Due to their intrinsic value, ancient silver objects have often arrived at museums throughout the world with provenance other than that of regular excavations, and therefore much data regarding the context and the production process in the workshops of origin, as well as the circulation of such objects, is missing. The discovery of silver objects, in fact, is derived from what one may define as non-productive hoarding – archaeological collections created through the formal burial or the furtive hiding in a moment of danger of objects that were never recovered – circumstances that limit the possibility of knowing the primary use of the object in antiquity, in the manner that we can determine much more easily for other classes of materials.
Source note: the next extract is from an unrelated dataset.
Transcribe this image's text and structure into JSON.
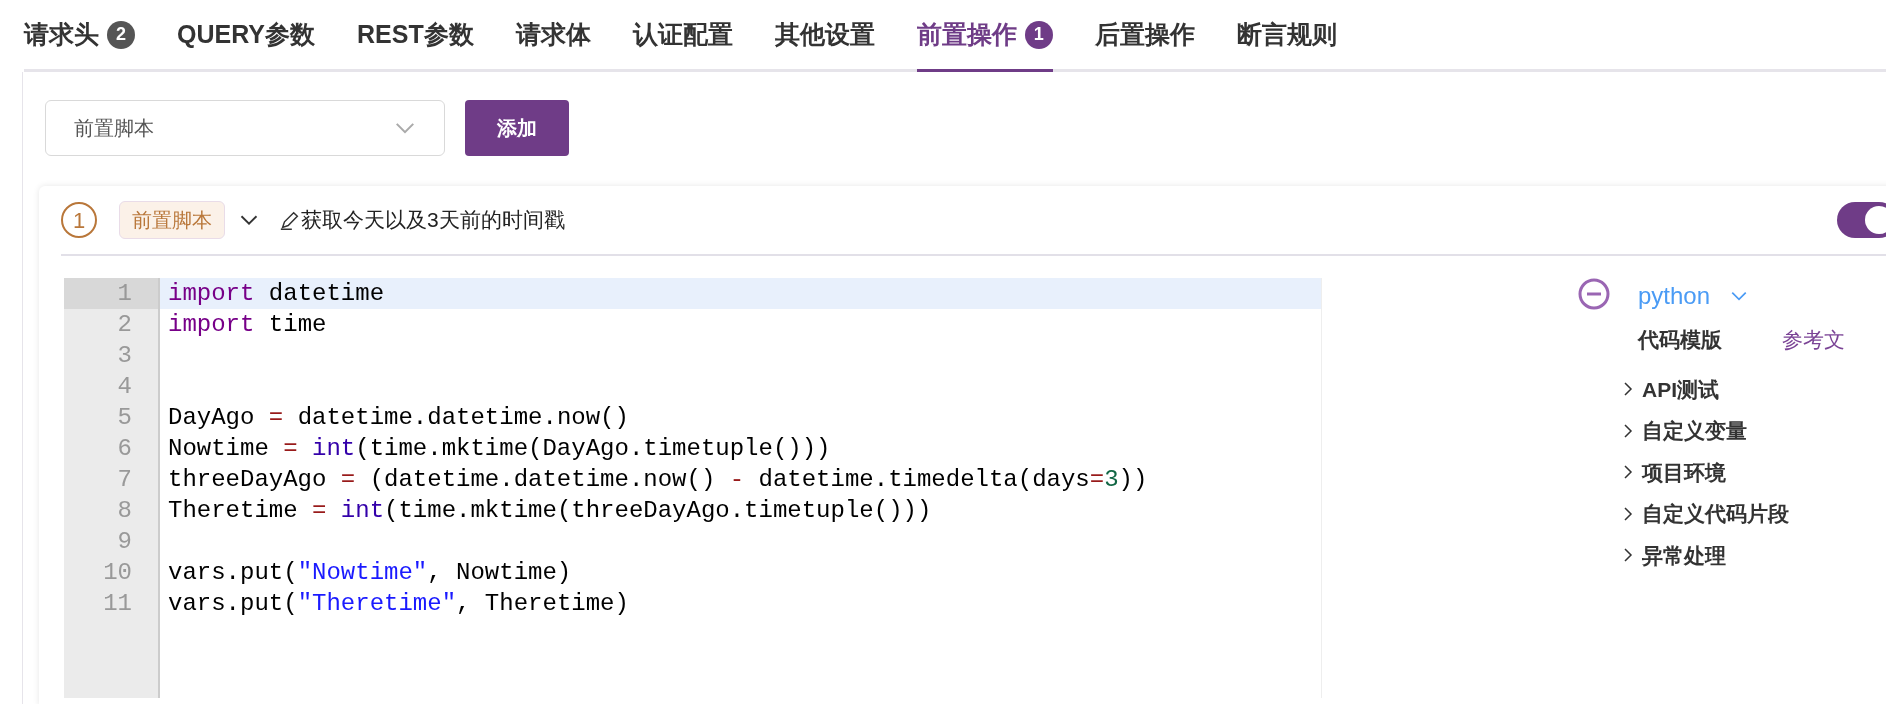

The high artistic level of Macedonian silver objects has led scholars to believe that similar objects of the same period (fourth-third centuries B.C.) found elsewhere came from Macedonian workshops, as well, but it is likely that there once were workshops specialized in this craft not only in Macedonia, but also in Thrace, where the production of silver vessels begins in the fifth century B.C., at Pergamon, in Syria and in southern Italy and Sicily. The existence of silver production at Syracuse is suggested by several ancient literary sources that refer to the period of Hieron II, but unfortunately very little remains of this output, to which we may attribute only two hoards, which nonetheless are of great importance: the silver from Paterno’ and the silver from Morgantina. In view of the upcoming loan of the silver vessel from Morgantina to the Metropolitan Museum of Art in New York, a campaign of indirect materials analysis was conducted on these objects at the Museo Archeologico di Aidone (Regione Siciliana), and a database in three dimensions with file resolution up to 0.1 millimeters was created for each. Non-invasive 3D scanning techniques of diagnostic investigation, including radiography, ultraviolet fluorescence, and ultra-sound have yielded information that is extremely useful for an in-depth understanding of the technology of production and the establishment a unique compositional profile for each object examined. We used a 3D portable scanning system with structured light flash bulb (Artec Spider) in order to create the digital models. These investigations constitute a kind of reverse engineering that helps us to evaluate the state of material preservation of the external and internal portions of the object and permit, each time the collection is moved to a new location, the registration of anomalies and stresses to the object through a systematic program of monitoring.
|Numero di pagine||2|
|Stato di pubblicazione||Published - 2015|